A narrow notch, groove or opening such as a keyway in machinery or the slit of a coin slot on a vending machine. Also: A position in a group, series or sequence; a time period reserved for an activity.
This stage is where your artists produce sketches and wireframes for the game, as well as produce the first iterations of important game art like characters and symbols. This isn’t the final artwork that will be used in the game, but it gives your team an idea of how the game will look to the player and can help guide the development process.
Once you have the concept for your slot, it’s time to start the actual programming of the game. This includes creating a prototype to test out the gameplay and determine whether or not it meets your design objectives. The prototype can be a simple HTML document or a fully functioning interactive website that allows users to play the game and provides feedback on any issues or bugs.
Adding features to your slot is another key part of the development process. This can include adding new reels or paylines, introducing a bonus round, or enhancing the graphics and sound to keep players interested. It’s also important to update your slot regularly. This can help boost your sales and attract more players. The more people you have playing your slot, the higher your revenue potential.

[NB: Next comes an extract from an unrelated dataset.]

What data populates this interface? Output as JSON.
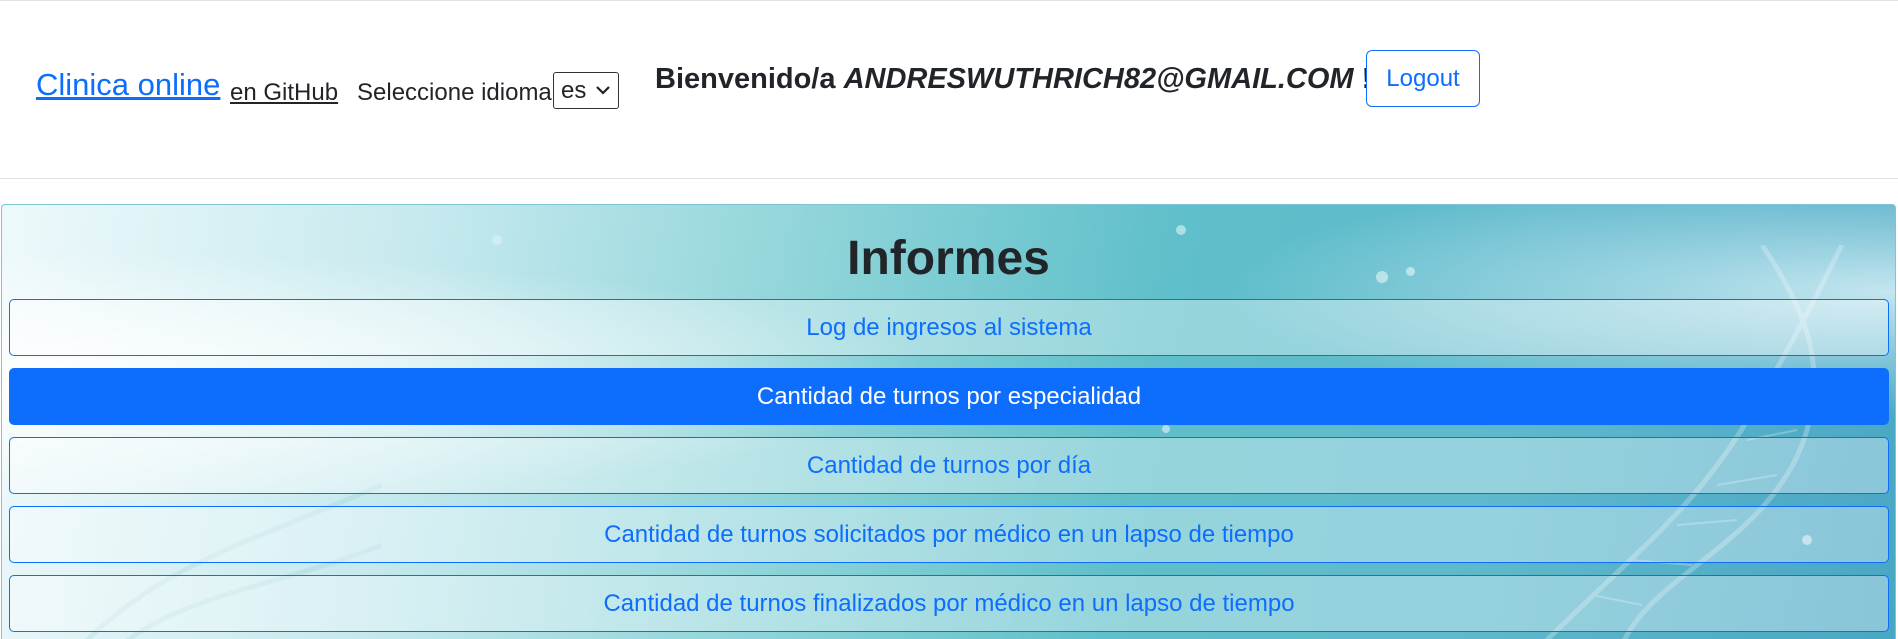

To do this, you can advertise your game on YouTube, Google and TV, as well as through social media.